◆ **Exercise prompt**
Locate the word "Specified" in the material, then show every line that holds it.

◆ **Exercise material**
/---
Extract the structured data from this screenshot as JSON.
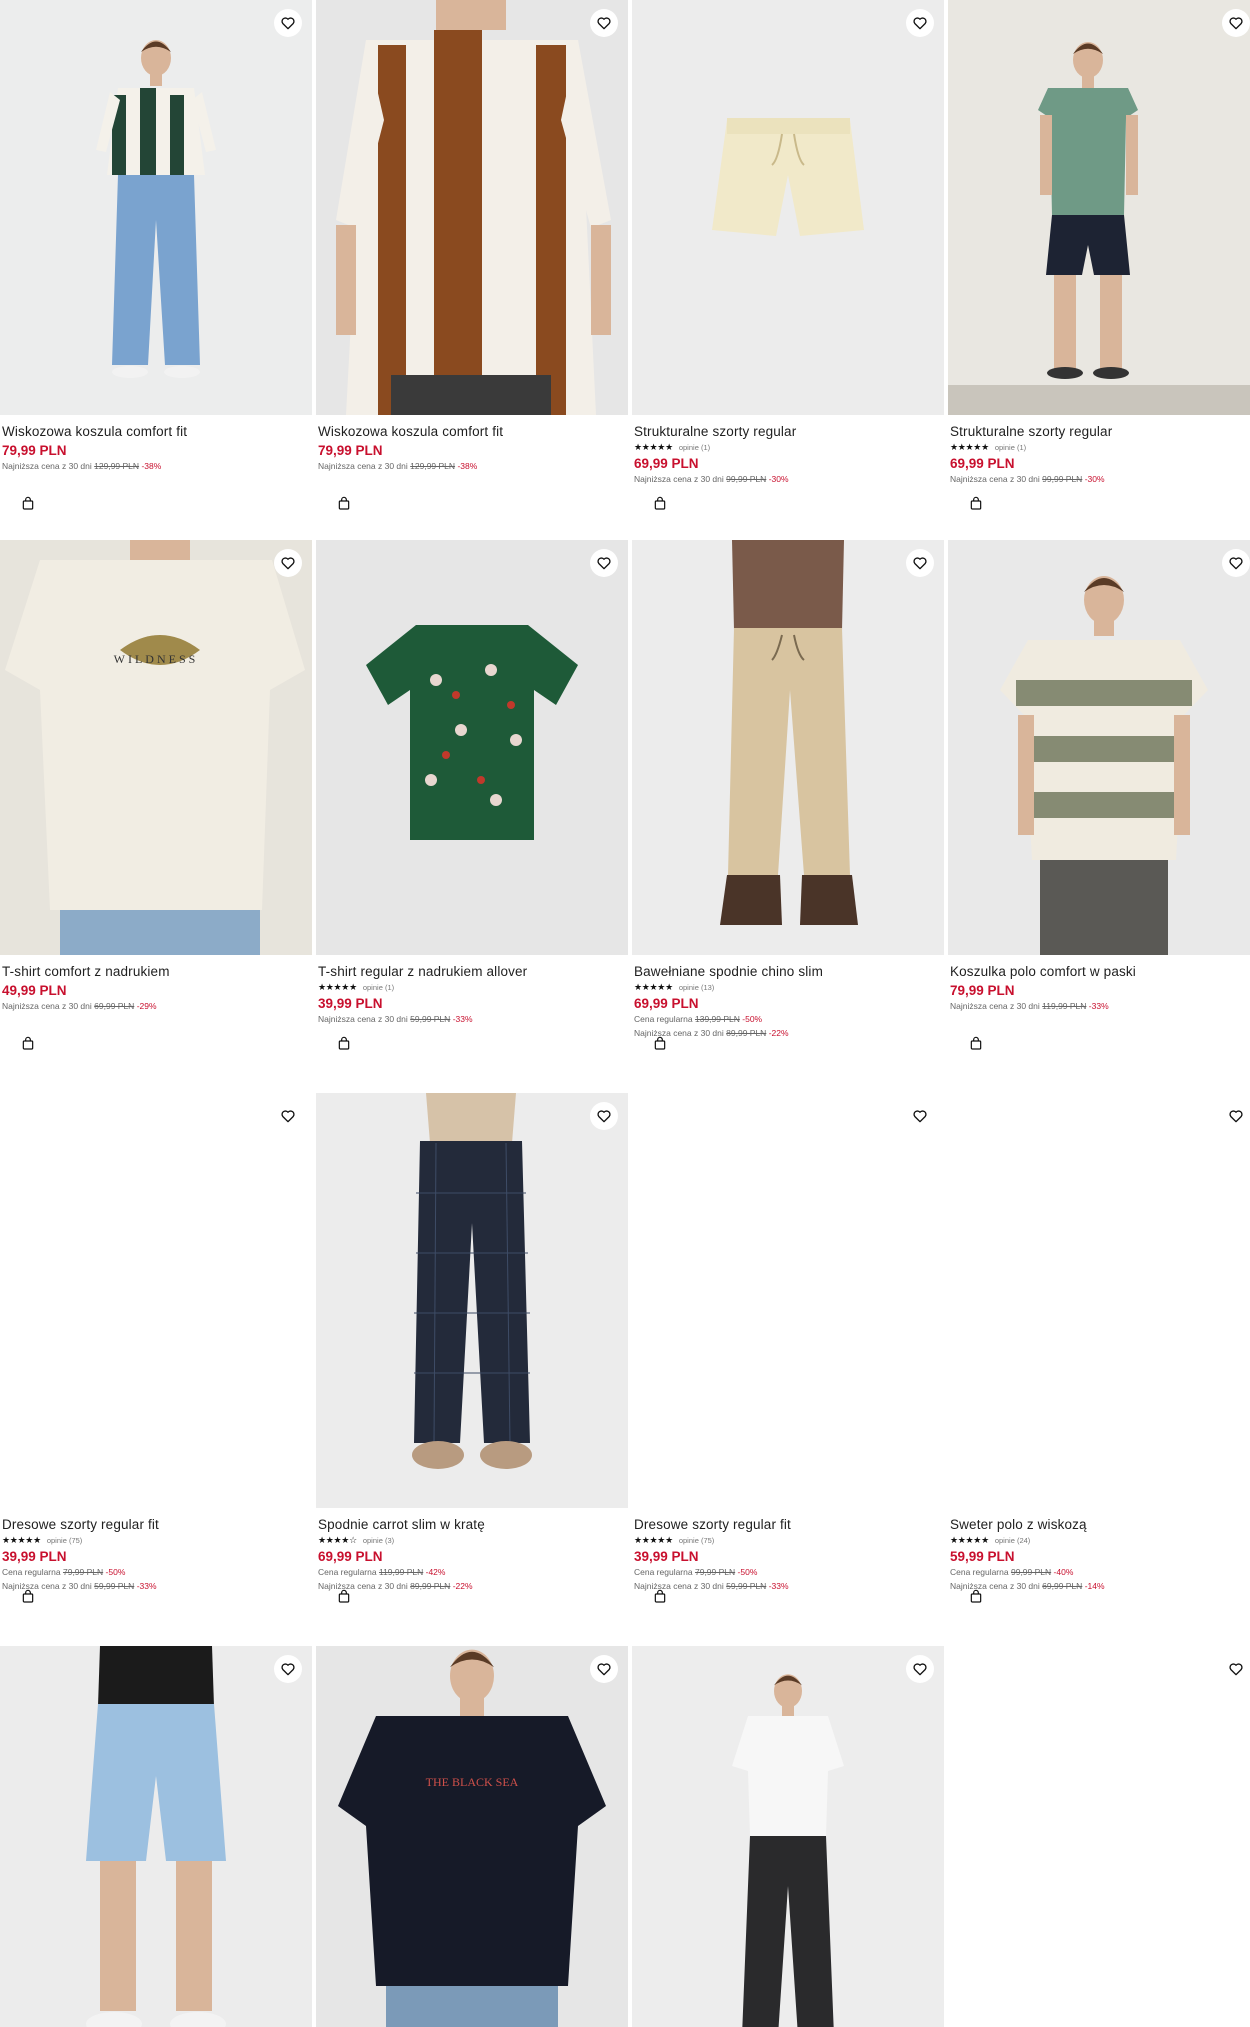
{
  "icons": {
    "heart": "heart-icon",
    "bag": "shopping-bag-icon",
    "star": "star-icon"
  },
  "colors": {
    "price": "#c8102e",
    "discount": "#c8102e",
    "text": "#1f1f1f",
    "muted": "#666666"
  },
  "products": [
    {
      "name": "Wiskozowa koszula comfort fit",
      "price": "79,99 PLN",
      "lines": [
        {
          "label": "Najniższa cena z 30 dni",
          "old": "129,99 PLN",
          "disc": "-38%"
        }
      ]
    },
    {
      "name": "Wiskozowa koszula comfort fit",
      "price": "79,99 PLN",
      "lines": [
        {
          "label": "Najniższa cena z 30 dni",
          "old": "129,99 PLN",
          "disc": "-38%"
        }
      ]
    },
    {
      "name": "Strukturalne szorty regular",
      "rating": 5,
      "stars": "★★★★★",
      "reviews": "opinie (1)",
      "price": "69,99 PLN",
      "lines": [
        {
          "label": "Najniższa cena z 30 dni",
          "old": "99,99 PLN",
          "disc": "-30%"
        }
      ]
    },
    {
      "name": "Strukturalne szorty regular",
      "rating": 5,
      "stars": "★★★★★",
      "reviews": "opinie (1)",
      "price": "69,99 PLN",
      "lines": [
        {
          "label": "Najniższa cena z 30 dni",
          "old": "99,99 PLN",
          "disc": "-30%"
        }
      ]
    },
    {
      "name": "T-shirt comfort z nadrukiem",
      "price": "49,99 PLN",
      "lines": [
        {
          "label": "Najniższa cena z 30 dni",
          "old": "69,99 PLN",
          "disc": "-29%"
        }
      ]
    },
    {
      "name": "T-shirt regular z nadrukiem allover",
      "rating": 5,
      "stars": "★★★★★",
      "reviews": "opinie (1)",
      "price": "39,99 PLN",
      "lines": [
        {
          "label": "Najniższa cena z 30 dni",
          "old": "59,99 PLN",
          "disc": "-33%"
        }
      ]
    },
    {
      "name": "Bawełniane spodnie chino slim",
      "rating": 5,
      "stars": "★★★★★",
      "reviews": "opinie (13)",
      "price": "69,99 PLN",
      "lines": [
        {
          "label": "Cena regularna",
          "old": "139,99 PLN",
          "disc": "-50%"
        },
        {
          "label": "Najniższa cena z 30 dni",
          "old": "89,99 PLN",
          "disc": "-22%"
        }
      ]
    },
    {
      "name": "Koszulka polo comfort w paski",
      "price": "79,99 PLN",
      "lines": [
        {
          "label": "Najniższa cena z 30 dni",
          "old": "119,99 PLN",
          "disc": "-33%"
        }
      ]
    },
    {
      "name": "Dresowe szorty regular fit",
      "rating": 5,
      "stars": "★★★★★",
      "reviews": "opinie (75)",
      "price": "39,99 PLN",
      "lines": [
        {
          "label": "Cena regularna",
          "old": "79,99 PLN",
          "disc": "-50%"
        },
        {
          "label": "Najniższa cena z 30 dni",
          "old": "59,99 PLN",
          "disc": "-33%"
        }
      ]
    },
    {
      "name": "Spodnie carrot slim w kratę",
      "rating": 4,
      "stars": "★★★★☆",
      "reviews": "opinie (3)",
      "price": "69,99 PLN",
      "lines": [
        {
          "label": "Cena regularna",
          "old": "119,99 PLN",
          "disc": "-42%"
        },
        {
          "label": "Najniższa cena z 30 dni",
          "old": "89,99 PLN",
          "disc": "-22%"
        }
      ]
    },
    {
      "name": "Dresowe szorty regular fit",
      "rating": 5,
      "stars": "★★★★★",
      "reviews": "opinie (75)",
      "price": "39,99 PLN",
      "lines": [
        {
          "label": "Cena regularna",
          "old": "79,99 PLN",
          "disc": "-50%"
        },
        {
          "label": "Najniższa cena z 30 dni",
          "old": "59,99 PLN",
          "disc": "-33%"
        }
      ]
    },
    {
      "name": "Sweter polo z wiskozą",
      "rating": 5,
      "stars": "★★★★★",
      "reviews": "opinie (24)",
      "price": "59,99 PLN",
      "lines": [
        {
          "label": "Cena regularna",
          "old": "99,99 PLN",
          "disc": "-40%"
        },
        {
          "label": "Najniższa cena z 30 dni",
          "old": "69,99 PLN",
          "disc": "-14%"
        }
      ]
    },
    {
      "name": ""
    },
    {
      "name": ""
    },
    {
      "name": ""
    },
    {
      "name": ""
    }
  ]
}
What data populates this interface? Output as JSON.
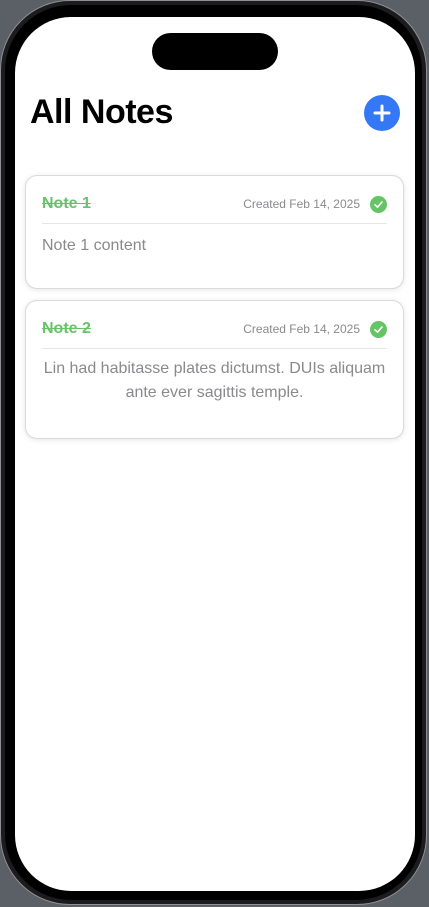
{
  "header": {
    "title": "All Notes",
    "add_icon": "plus-icon"
  },
  "notes": [
    {
      "title": "Note 1",
      "created": "Created Feb 14, 2025",
      "content": "Note 1 content",
      "completed": true,
      "status_icon": "checkmark-circle-icon"
    },
    {
      "title": "Note 2",
      "created": "Created Feb 14, 2025",
      "content": "Lin had habitasse plates dictumst. DUIs aliquam ante ever sagittis temple.",
      "completed": true,
      "status_icon": "checkmark-circle-icon"
    }
  ],
  "colors": {
    "accent": "#3478f6",
    "completed": "#65c466",
    "secondary_text": "#8a8a8e"
  }
}
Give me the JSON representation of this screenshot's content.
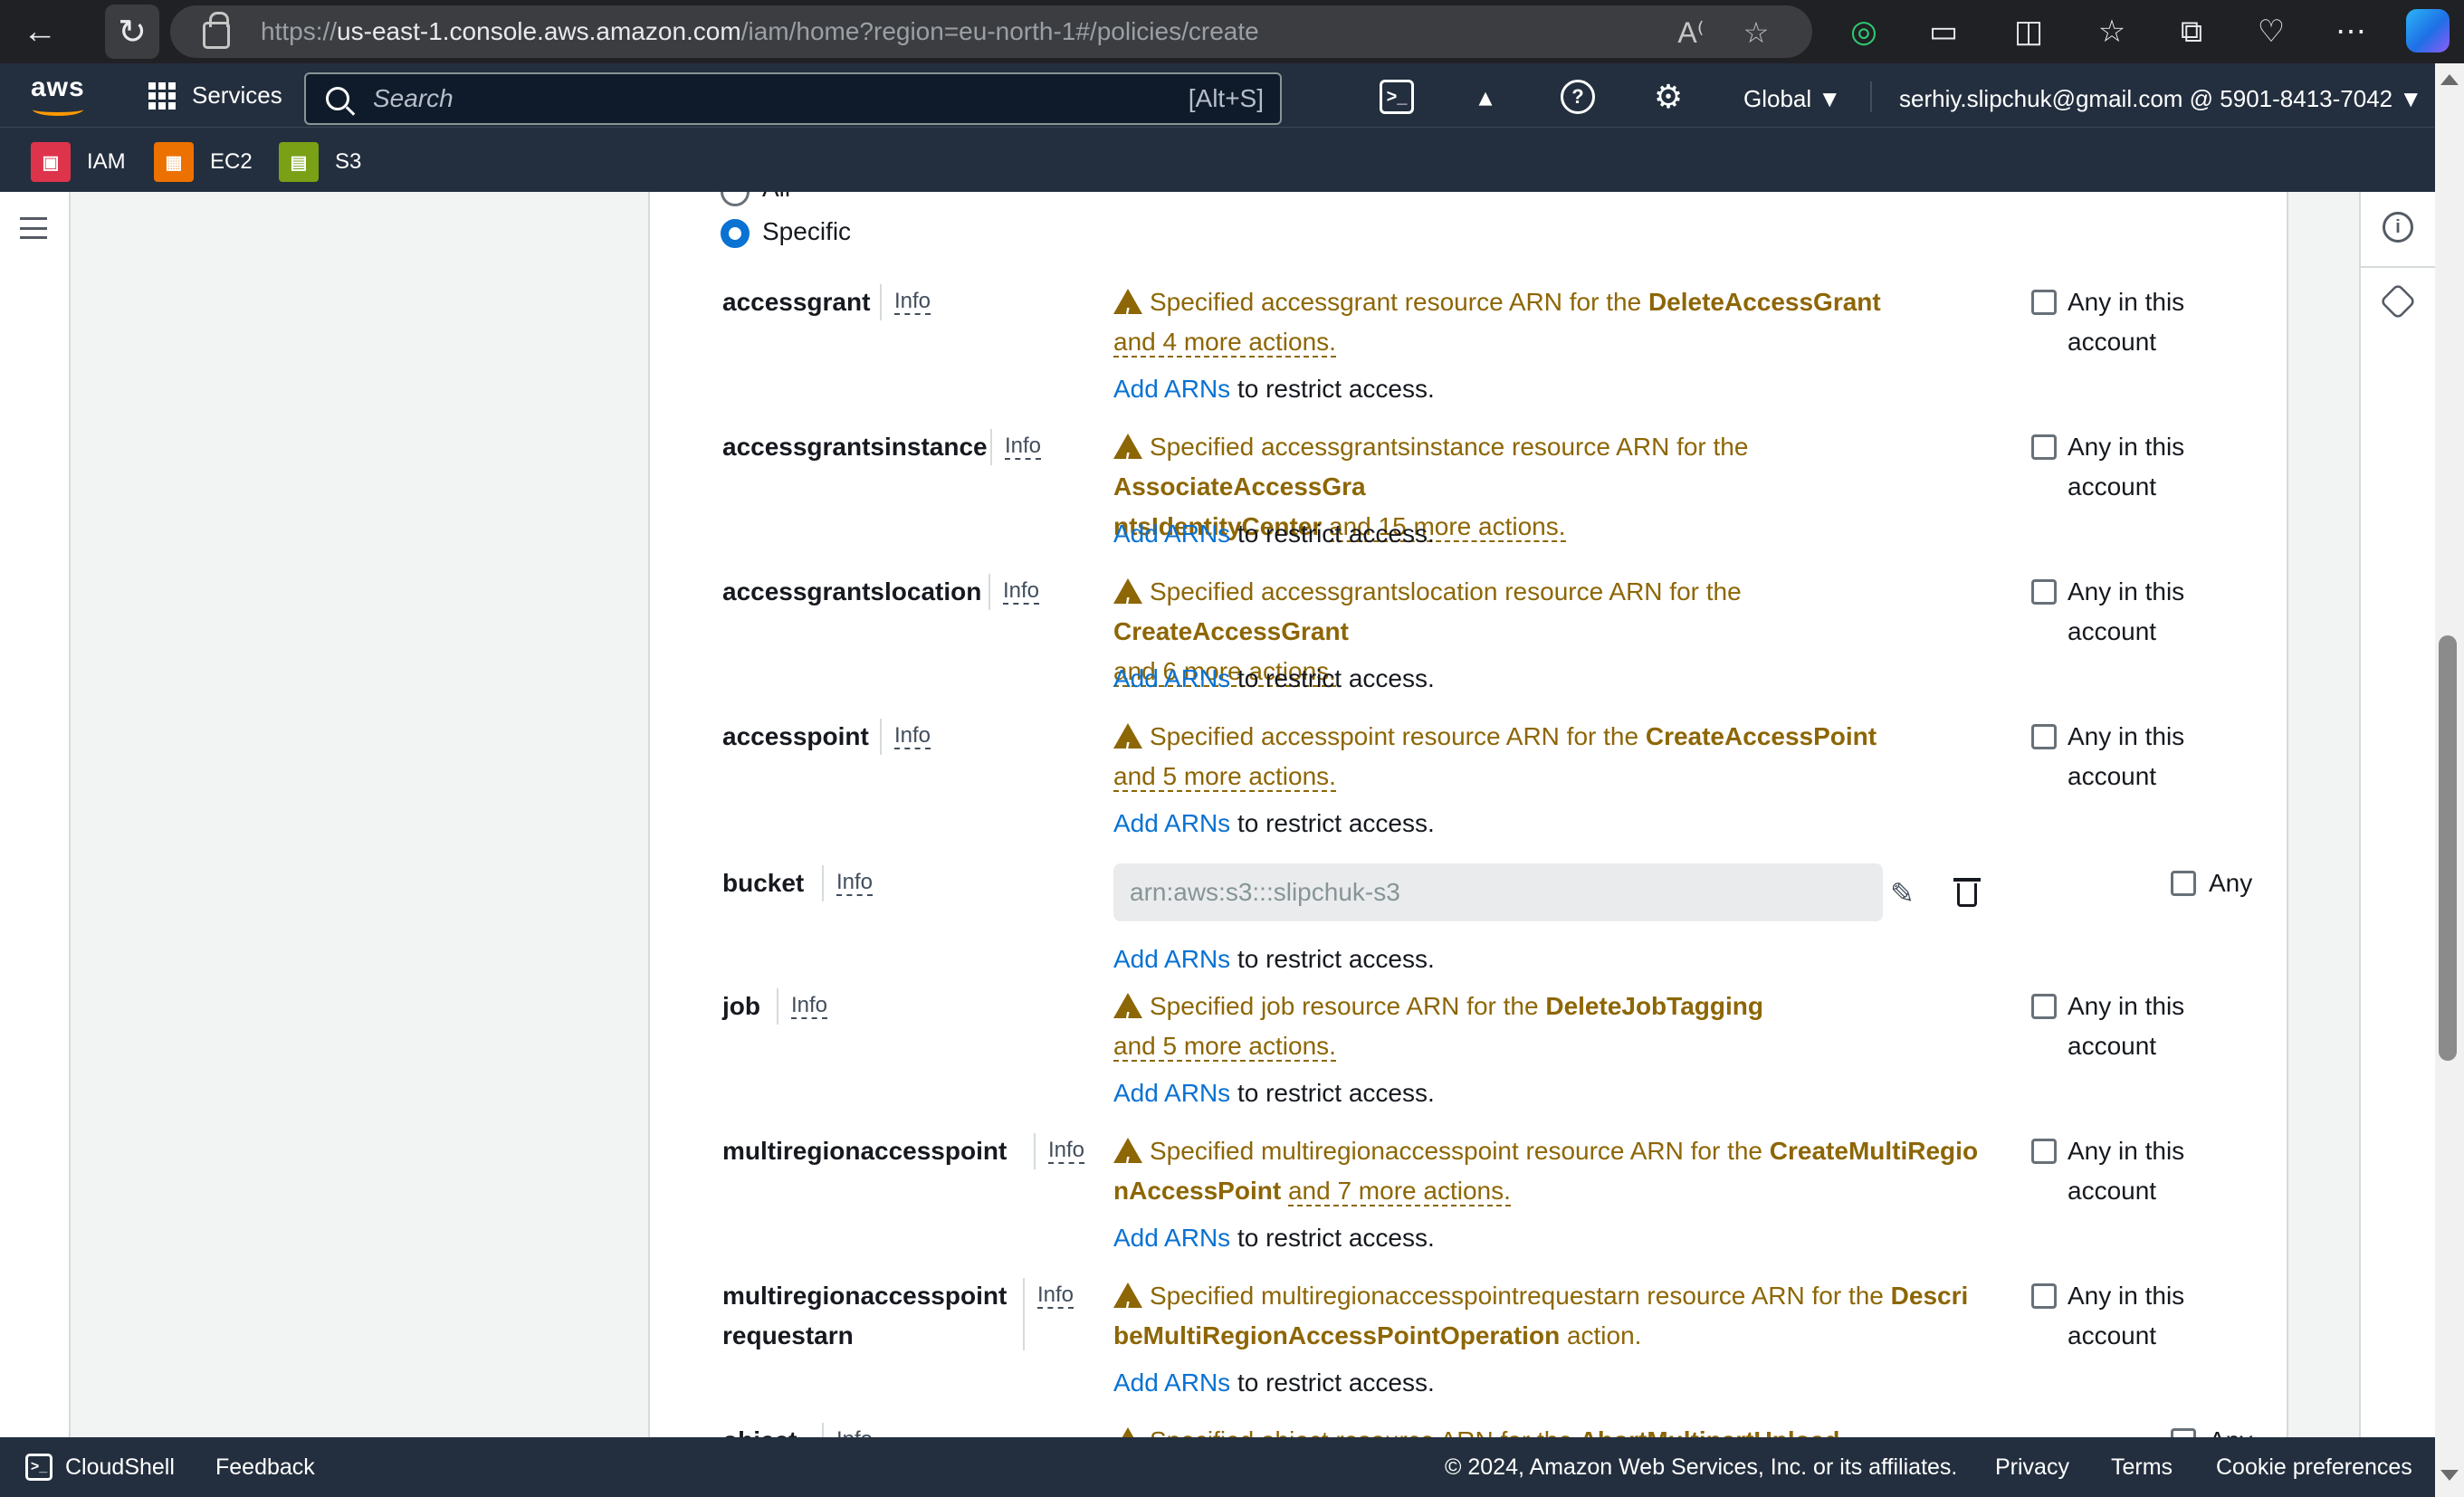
{
  "browser": {
    "url_prefix": "https://",
    "url_domain": "us-east-1.console.aws.amazon.com",
    "url_path": "/iam/home?region=eu-north-1#/policies/create"
  },
  "aws_header": {
    "logo": "aws",
    "services_label": "Services",
    "search_placeholder": "Search",
    "search_shortcut": "[Alt+S]",
    "region": "Global ▼",
    "account": "serhiy.slipchuk@gmail.com @ 5901-8413-7042 ▼"
  },
  "favorites": [
    {
      "label": "IAM",
      "color": "#dd344c"
    },
    {
      "label": "EC2",
      "color": "#ed7100"
    },
    {
      "label": "S3",
      "color": "#7aa116"
    }
  ],
  "radio_options": {
    "all": "All",
    "specific": "Specific"
  },
  "common": {
    "info": "Info",
    "add_arns": "Add ARNs",
    "restrict": " to restrict access.",
    "any_in_account": "Any in this account",
    "any": "Any"
  },
  "resources": [
    {
      "name": "accessgrant",
      "warn_pre": "Specified accessgrant resource ARN for the ",
      "action": "DeleteAccessGrant",
      "warn_line2": "",
      "more": "and 4 more actions.",
      "tail": ""
    },
    {
      "name": "accessgrantsinstance",
      "warn_pre": "Specified accessgrantsinstance resource ARN for the ",
      "action": "AssociateAccessGra",
      "warn_line2": "ntsIdentityCenter",
      "more": "and 15 more actions.",
      "tail": ""
    },
    {
      "name": "accessgrantslocation",
      "warn_pre": "Specified accessgrantslocation resource ARN for the ",
      "action": "CreateAccessGrant",
      "warn_line2": "",
      "more": "and 6 more actions.",
      "tail": ""
    },
    {
      "name": "accesspoint",
      "warn_pre": "Specified accesspoint resource ARN for the ",
      "action": "CreateAccessPoint",
      "warn_line2": "",
      "more": "and 5 more actions.",
      "tail": ""
    },
    {
      "name": "job",
      "warn_pre": "Specified job resource ARN for the ",
      "action": "DeleteJobTagging",
      "warn_line2": "",
      "more": "and 5 more actions.",
      "tail": ""
    },
    {
      "name": "multiregionaccesspoint",
      "warn_pre": "Specified multiregionaccesspoint resource ARN for the ",
      "action": "CreateMultiRegio",
      "warn_line2": "nAccessPoint",
      "more": "and 7 more actions.",
      "tail": ""
    },
    {
      "name": "multiregionaccesspoint",
      "name2": "requestarn",
      "warn_pre": "Specified multiregionaccesspointrequestarn resource ARN for the ",
      "action": "Descri",
      "warn_line2": "beMultiRegionAccessPointOperation",
      "more": "",
      "tail": " action."
    },
    {
      "name": "object",
      "warn_pre": "Specified object resource ARN for the ",
      "action": "AbortMultipartUpload",
      "warn_line2": "",
      "more": "",
      "tail": ""
    }
  ],
  "bucket": {
    "name": "bucket",
    "arn_value": "arn:aws:s3:::slipchuk-s3"
  },
  "footer": {
    "cloudshell": "CloudShell",
    "feedback": "Feedback",
    "copyright": "© 2024, Amazon Web Services, Inc. or its affiliates.",
    "privacy": "Privacy",
    "terms": "Terms",
    "cookies": "Cookie preferences"
  }
}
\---
◆ **Result**
      "warn_pre": "Specified accessgrant resource ARN for the ",
      "warn_pre": "Specified accessgrantsinstance resource ARN for the ",
      "warn_pre": "Specified accessgrantslocation resource ARN for the ",
      "warn_pre": "Specified accesspoint resource ARN for the ",
      "warn_pre": "Specified job resource ARN for the ",
      "warn_pre": "Specified multiregionaccesspoint resource ARN for the ",
      "warn_pre": "Specified multiregionaccesspointrequestarn resource ARN for the ",
      "warn_pre": "Specified object resource ARN for the ",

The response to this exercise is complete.